Island Mele: Kapono revisits a classic
REVIEW BY JOHN BERGER / email@example.com
‘Home In The Islands’
Henry Kapono (Kapono)
When an artist of Henry Kapono Ka‘aihue’s stature revisits his older work the results are always noteworthy. That’s true of 15th anniversary “special edition” rerelease of his 1997 “Home In The Islands” album, but for reasons that Kapono, soft-spoken and modest by nature, doesn’t mention in the liner notes.
The title song is a reminder that Kapono is one of the great island songwriters of his generation. Songs that he wrote as a member of Cecilio & Kapono in the ‘70s are local classics almost four decades later. “Home In The Islands,” which he wrote more than 30 years ago, was a hit for two other acts — Island Band and the Brothers Cazimero — before he recorded it himself.
With reggae-style rhythms and imitation-Jamaican accents so deeply entrenched in local music it is also easy to overlook the fact that Kapono brought Caribbean rhythms into his music with “Stand in the Light,” the break-out hit off his first solo album, “Kapono,” in 1981 — years before the Jawaiian boom began. It is also easy for contemporary “kanakafarians” to miss the fact that he recorded the song with reggae rhythms but without affecting a faux-Caribbean accent.

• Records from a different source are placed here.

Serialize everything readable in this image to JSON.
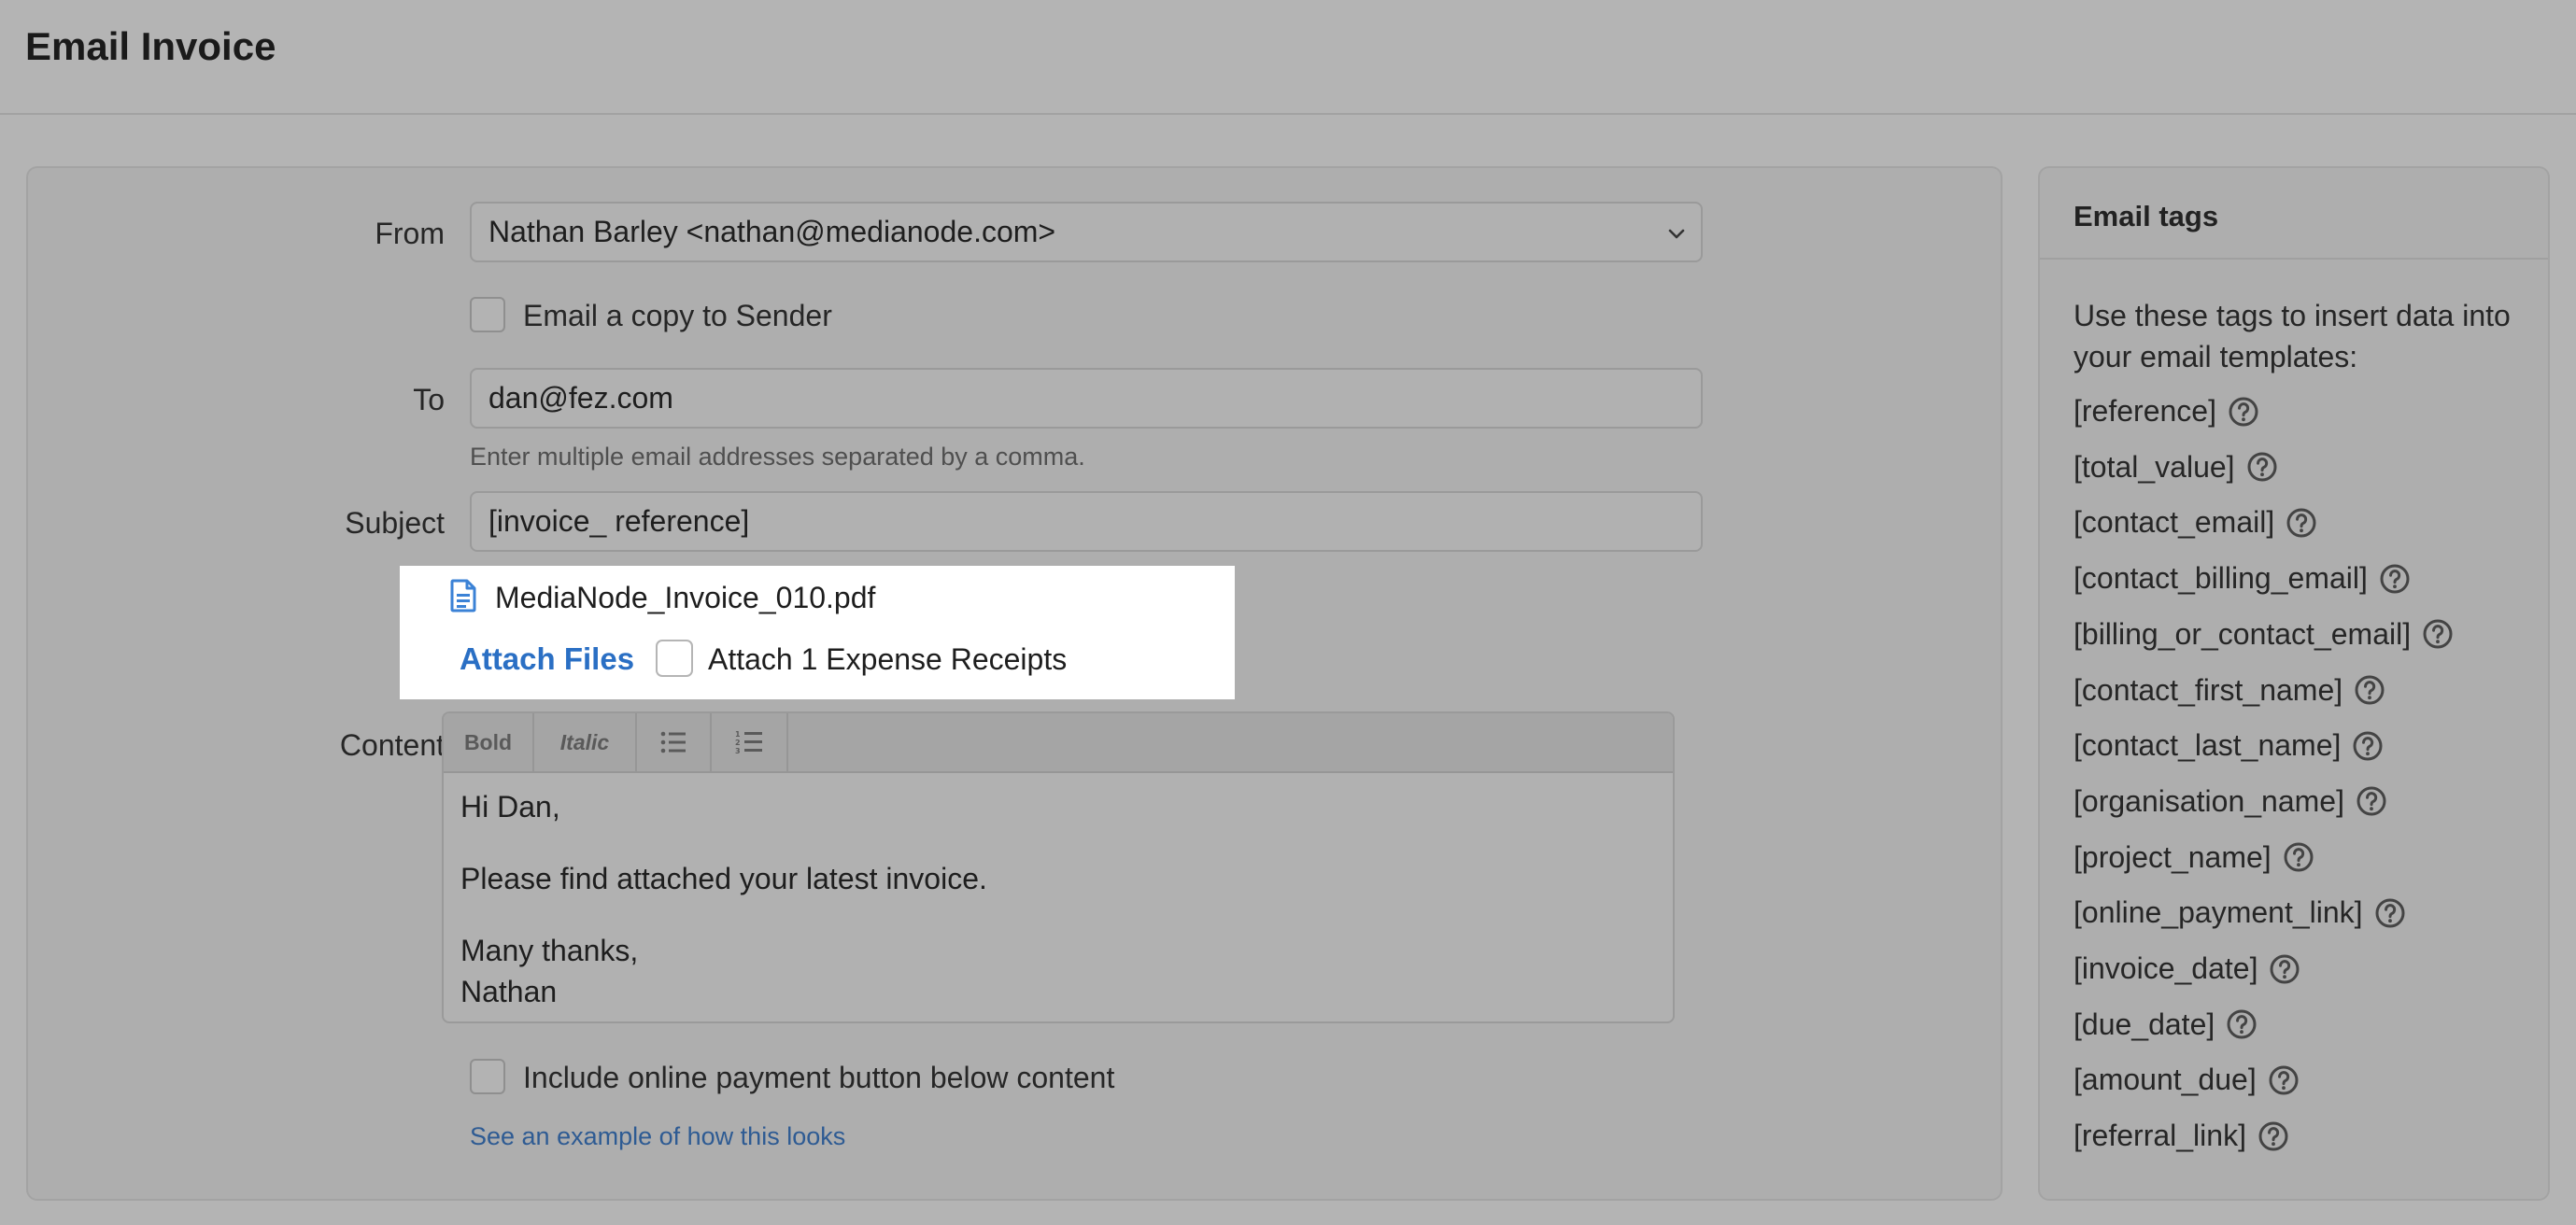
{
  "header": {
    "title": "Email Invoice"
  },
  "form": {
    "from_label": "From",
    "from_value": "Nathan Barley <nathan@medianode.com>",
    "copy_sender_label": "Email a copy to Sender",
    "to_label": "To",
    "to_value": "dan@fez.com",
    "to_hint": "Enter multiple email addresses separated by a comma.",
    "subject_label": "Subject",
    "subject_value": "[invoice_ reference]",
    "attachment_filename": "MediaNode_Invoice_010.pdf",
    "attach_files_label": "Attach Files",
    "attach_receipts_label": "Attach 1 Expense Receipts",
    "content_label": "Content",
    "toolbar": {
      "bold": "Bold",
      "italic": "Italic"
    },
    "content_lines": {
      "greeting": "Hi Dan,",
      "body": "Please find attached your latest invoice.",
      "signoff": "Many thanks,",
      "name": "Nathan"
    },
    "payment_button_label": "Include online payment button below content",
    "example_link": "See an example of how this looks"
  },
  "sidebar": {
    "title": "Email tags",
    "description": "Use these tags to insert data into your email templates:",
    "tags": [
      "[reference]",
      "[total_value]",
      "[contact_email]",
      "[contact_billing_email]",
      "[billing_or_contact_email]",
      "[contact_first_name]",
      "[contact_last_name]",
      "[organisation_name]",
      "[project_name]",
      "[online_payment_link]",
      "[invoice_date]",
      "[due_date]",
      "[amount_due]",
      "[referral_link]"
    ]
  },
  "colors": {
    "link": "#2a6fc4",
    "file_icon": "#3b82d6",
    "overlay": "#b4b4b4"
  }
}
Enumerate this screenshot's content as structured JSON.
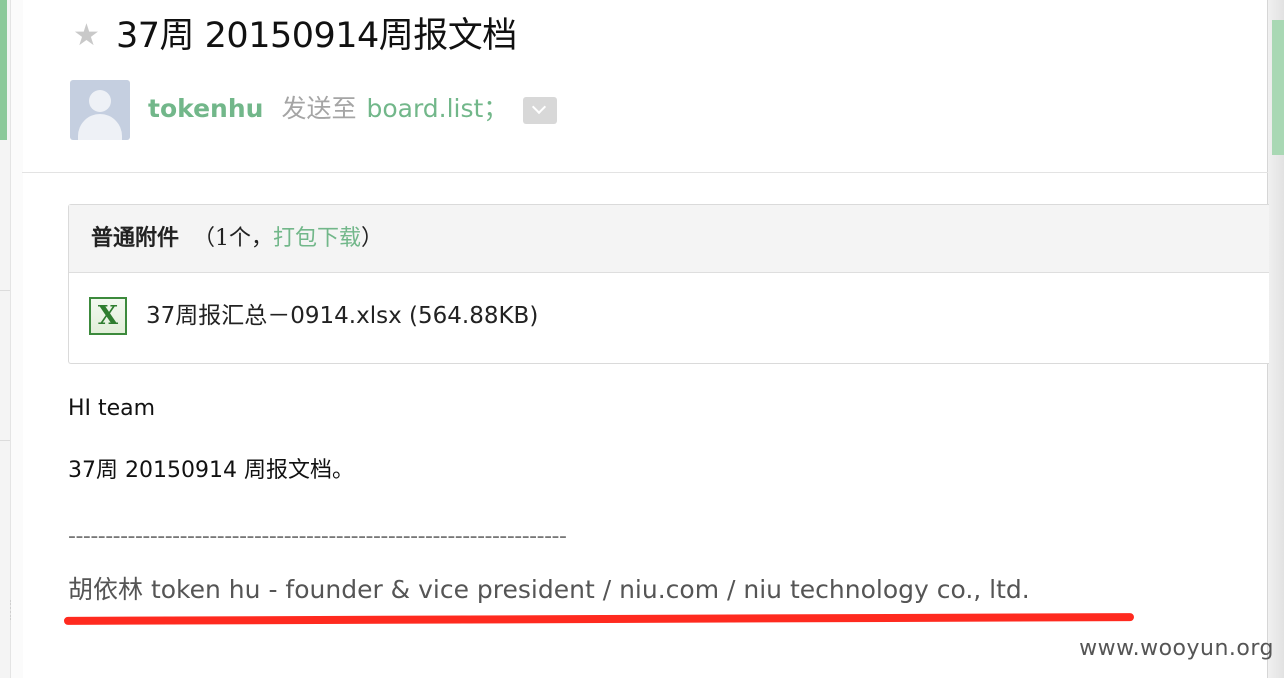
{
  "email": {
    "subject": "37周 20150914周报文档",
    "sender": "tokenhu",
    "sent_to_label": "发送至",
    "recipients": "board.list；"
  },
  "attachments": {
    "title": "普通附件",
    "count_open": "（1个，",
    "download_label": "打包下载",
    "count_close": "）",
    "items": [
      {
        "filename": "37周报汇总－0914.xlsx (564.88KB)",
        "icon": "excel-file-icon",
        "icon_glyph": "X"
      }
    ]
  },
  "body": {
    "greeting": "HI team",
    "line2": "37周 20150914 周报文档。",
    "separator": "-------------------------------------------------------------------",
    "signature": "胡依林 token hu  - founder & vice president /  niu.com / niu technology co., ltd."
  },
  "watermark": "www.wooyun.org",
  "colors": {
    "accent_green": "#72b78a",
    "highlight_underline": "#ff2a1f"
  }
}
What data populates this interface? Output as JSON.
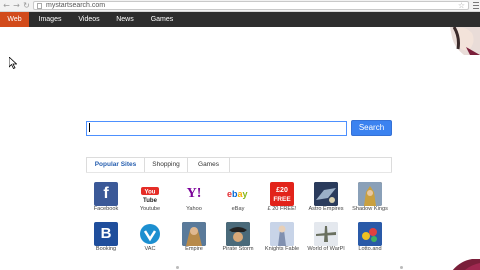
{
  "browser": {
    "url": "mystartsearch.com",
    "back_icon": "back-arrow-icon",
    "forward_icon": "forward-arrow-icon",
    "reload_icon": "reload-icon",
    "bookmark_icon": "star-icon",
    "menu_icon": "menu-icon"
  },
  "topnav": {
    "tabs": [
      {
        "label": "Web",
        "active": true
      },
      {
        "label": "Images",
        "active": false
      },
      {
        "label": "Videos",
        "active": false
      },
      {
        "label": "News",
        "active": false
      },
      {
        "label": "Games",
        "active": false
      }
    ]
  },
  "search": {
    "value": "",
    "button_label": "Search"
  },
  "site_tabs": [
    {
      "label": "Popular Sites",
      "active": true
    },
    {
      "label": "Shopping",
      "active": false
    },
    {
      "label": "Games",
      "active": false
    }
  ],
  "sites": [
    {
      "label": "Facebook",
      "icon": "facebook-icon"
    },
    {
      "label": "Youtube",
      "icon": "youtube-icon"
    },
    {
      "label": "Yahoo",
      "icon": "yahoo-icon"
    },
    {
      "label": "eBay",
      "icon": "ebay-icon"
    },
    {
      "label": "£ 20 FREE!",
      "icon": "promo-icon",
      "tile_text": "£20\nFREE"
    },
    {
      "label": "Astro Empires",
      "icon": "astro-empires-icon"
    },
    {
      "label": "Shadow Kings",
      "icon": "shadow-kings-icon"
    },
    {
      "label": "Booking",
      "icon": "booking-icon"
    },
    {
      "label": "VAC",
      "icon": "vac-icon"
    },
    {
      "label": "Empire",
      "icon": "empire-icon"
    },
    {
      "label": "Pirate Storm",
      "icon": "pirate-storm-icon"
    },
    {
      "label": "Knights Fable",
      "icon": "knights-fable-icon"
    },
    {
      "label": "World of WarPl",
      "icon": "world-of-warplanes-icon"
    },
    {
      "label": "Lotto.and",
      "icon": "lotto-icon"
    }
  ],
  "colors": {
    "nav_bg": "#2d2d2d",
    "nav_active": "#d24b1b",
    "search_button": "#3b82f0",
    "accent_blue": "#2860b0"
  }
}
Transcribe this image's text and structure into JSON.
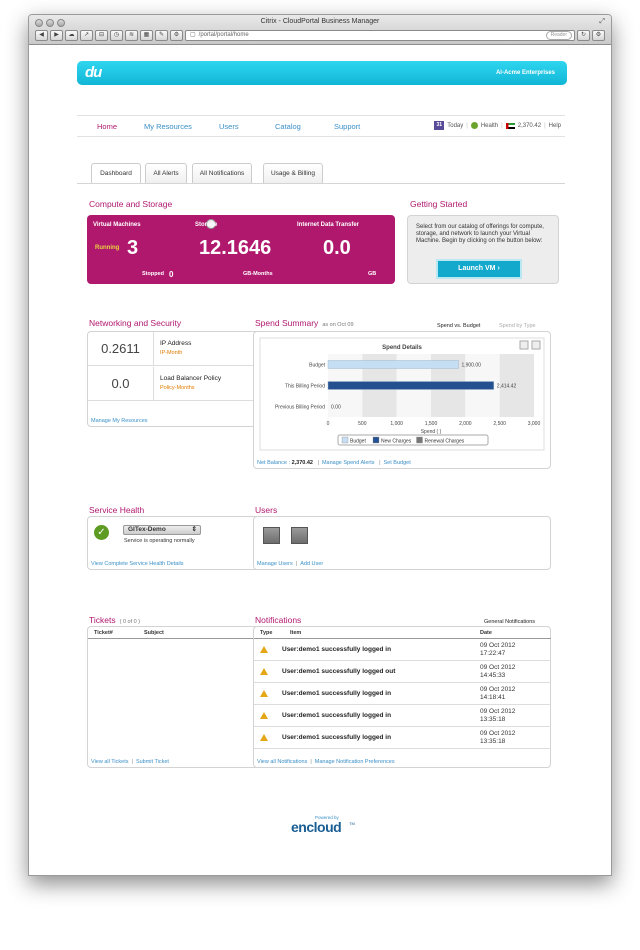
{
  "browser": {
    "window_title": "Citrix - CloudPortal Business Manager",
    "url": "/portal/portal/home",
    "reader_label": "Reader"
  },
  "header": {
    "logo": "du",
    "org_name": "Al-Acme Enterprises"
  },
  "nav": {
    "items": [
      {
        "label": "Home",
        "active": true
      },
      {
        "label": "My Resources"
      },
      {
        "label": "Users"
      },
      {
        "label": "Catalog"
      },
      {
        "label": "Support"
      }
    ],
    "calendar_day": "31",
    "today_label": "Today",
    "health_label": "Health",
    "balance": "2,370.42",
    "help_label": "Help"
  },
  "tabs": [
    "Dashboard",
    "All Alerts",
    "All Notifications",
    "Usage & Billing"
  ],
  "compute": {
    "title": "Compute and Storage",
    "vm_label": "Virtual Machines",
    "running_label": "Running",
    "running_value": "3",
    "stopped_label": "Stopped",
    "stopped_value": "0",
    "storage_label": "Storage",
    "storage_value": "12.1646",
    "storage_unit": "GB-Months",
    "transfer_label": "Internet Data Transfer",
    "transfer_value": "0.0",
    "transfer_unit": "GB"
  },
  "getting_started": {
    "title": "Getting Started",
    "text": "Select from our catalog of offerings for compute, storage, and network to launch your Virtual Machine. Begin by clicking on the button below:",
    "button": "Launch VM"
  },
  "networking": {
    "title": "Networking and Security",
    "rows": [
      {
        "value": "0.2611",
        "name": "IP Address",
        "unit": "IP-Month"
      },
      {
        "value": "0.0",
        "name": "Load Balancer Policy",
        "unit": "Policy-Months"
      }
    ],
    "link": "Manage My Resources"
  },
  "spend": {
    "title": "Spend Summary",
    "as_on": "as on Oct 09",
    "toggle_active": "Spend vs. Budget",
    "toggle_inactive": "Spend by Type",
    "net_balance_label": "Net Balance",
    "net_balance_value": "2,370.42",
    "link_alerts": "Manage Spend Alerts",
    "link_budget": "Set Budget"
  },
  "chart_data": {
    "type": "bar",
    "orientation": "horizontal",
    "title": "Spend Details",
    "xlabel": "Spend ( )",
    "categories": [
      "Budget",
      "This Billing Period",
      "Previous Billing Period"
    ],
    "series": [
      {
        "name": "Budget",
        "color": "#c6def3",
        "values": [
          1900,
          0,
          0
        ]
      },
      {
        "name": "New Charges",
        "color": "#24508f",
        "values": [
          0,
          2414.42,
          0
        ]
      },
      {
        "name": "Renewal Charges",
        "color": "#777777",
        "values": [
          0,
          0,
          0
        ]
      }
    ],
    "data_labels": [
      "1,900.00",
      "2,414.42",
      "0.00"
    ],
    "xlim": [
      0,
      3000
    ],
    "xticks": [
      "0",
      "500",
      "1,000",
      "1,500",
      "2,000",
      "2,500",
      "3,000"
    ],
    "xtick_values": [
      0,
      500,
      1000,
      1500,
      2000,
      2500,
      3000
    ],
    "legend_position": "bottom"
  },
  "service_health": {
    "title": "Service Health",
    "service": "GITex-Demo",
    "status": "Service is operating normally",
    "link": "View Complete Service Health Details"
  },
  "users": {
    "title": "Users",
    "link_manage": "Manage Users",
    "link_add": "Add User"
  },
  "tickets": {
    "title": "Tickets",
    "count": "( 0 of 0 )",
    "col_ticket": "Ticket#",
    "col_subject": "Subject",
    "link_view": "View all Tickets",
    "link_submit": "Submit Ticket"
  },
  "notifications": {
    "title": "Notifications",
    "filter": "General Notifications",
    "col_type": "Type",
    "col_item": "Item",
    "col_date": "Date",
    "rows": [
      {
        "item": "User:demo1 successfully logged in",
        "date": "09 Oct 2012",
        "time": "17:22:47"
      },
      {
        "item": "User:demo1 successfully logged out",
        "date": "09 Oct 2012",
        "time": "14:45:33"
      },
      {
        "item": "User:demo1 successfully logged in",
        "date": "09 Oct 2012",
        "time": "14:18:41"
      },
      {
        "item": "User:demo1 successfully logged in",
        "date": "09 Oct 2012",
        "time": "13:35:18"
      },
      {
        "item": "User:demo1 successfully logged in",
        "date": "09 Oct 2012",
        "time": "13:35:18"
      }
    ],
    "link_view": "View all Notifications",
    "link_manage": "Manage Notification Preferences"
  },
  "footer": {
    "powered_by": "Powered by",
    "brand": "encloud",
    "trademark": "TM"
  }
}
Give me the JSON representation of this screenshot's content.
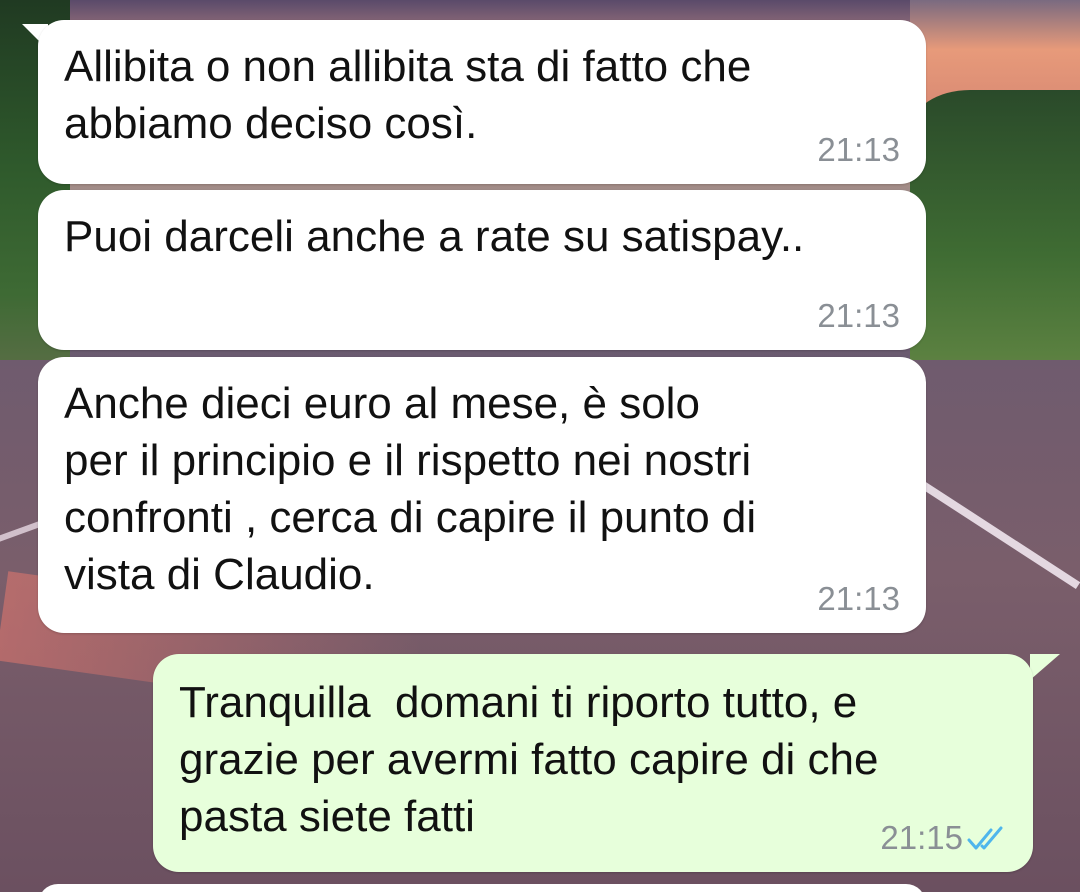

There’s more to this reissue than the remastered tracks, new cover art and beautifully illustrated liner notes booklet. Kapono has used the possibilities provided by traditional “physical” albums to create a new listening experience by present the songs in a different order than in 1997. Two songs have cut and three — all originals — added.
The new songs — “Chillin’ On the Rock” and “Taste of the Tropics” — fit in nicely amid the diverse styles of music of the original project. “Taste of the Tropics,” soothing and romantic, has the lyric hook of a good commercial or visitor industry ad campaign.
“Kona Winds,” an older composition recorded with the click-click sound of ‘ili‘ili (pebbles) amid the conventional percussion instruments, reminds Hawaii that Kapono writes catchy contemporary hapa haole songs as well.
John Berger has been a mainstay in the local entertainment scene for more than 40 years. Contact him via email at firstname.lastname@example.org.